Before you begin shopping for a car, it’s important to take a look at your budget and figure out how much you can afford to spend on a vehicle, without strapping yourself or cutting into your savings. If you don’t have a budget, click here for information about creating one. Can you afford $200 a month for your new vehicle? What about $300? That number will be the total amount that you can pay for the car itself and operating expenses, like gas and maintenance.
Operating expenses can be about one third to one half of the monthly cost of a new car. So take the amount you’ve decided you can spend on your car each month and multiply it by .66. That is the most you should consider spending on monthly payments for the vehicle to be able to afford operating expenses as well.
The Down Payment
You’re also going to need a big chunk of change for a down payment. How much? The bigger the better. To get a loan for a car, and often for a lease, you’ll probably need to make a down payment of around 10% of the total price of the vehicle. The larger your down payment, the smaller your monthly payment will be and the less you will pay in total for the car in the long run. But make sure you don’t cripple yourself or deplete your savings account with too large a down payment.
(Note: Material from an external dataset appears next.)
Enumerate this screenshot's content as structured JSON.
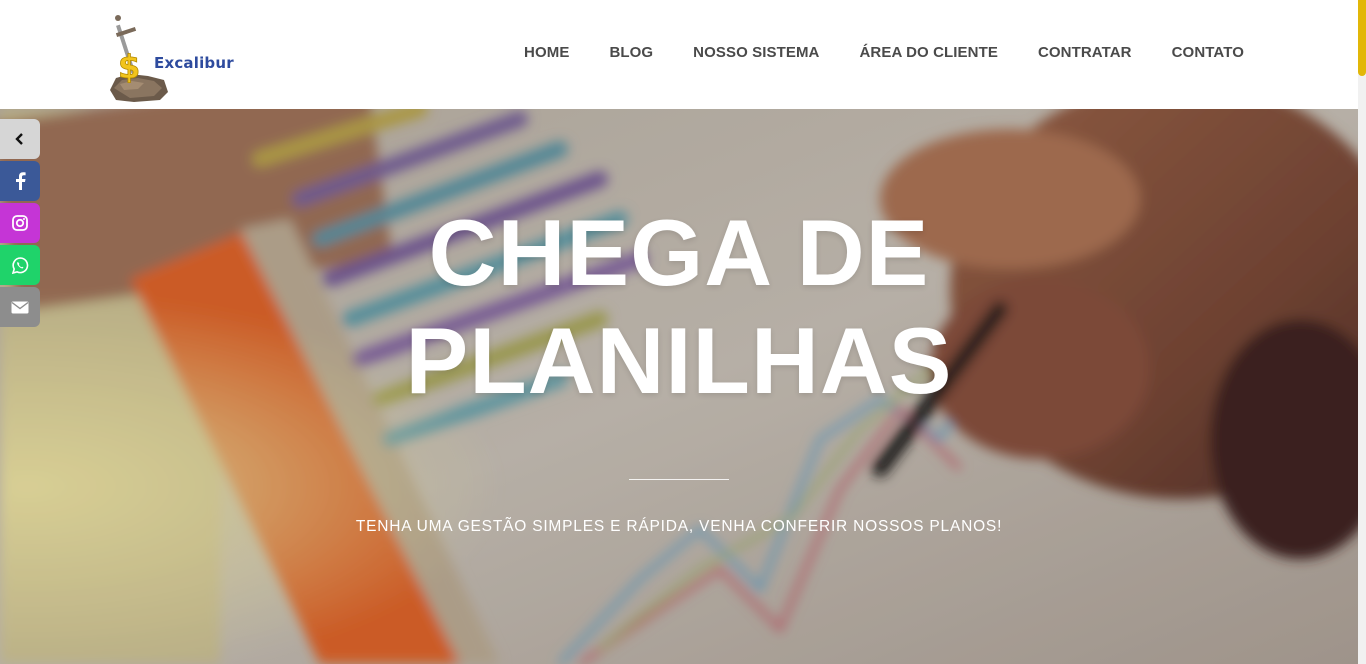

Find a comfortable balance.
For help anticipating your auto loan payment or determining how much car you can afford, utilize our free financial calculators here.
Wisconsin Statutes require we receive, process, pay out or deny a claim from any person or business within 90 days. The Office of the State Treasurer would usually have claims processed and paid within 30 days. Treasurers Sass and Schuller made it a personal policy to process and pay out all claims collected face-to-face at Wisconsin’s State Fair…. within 9 days. Record return times.
For more information on filing a claim, log onto our website: www.wismissingmoney.org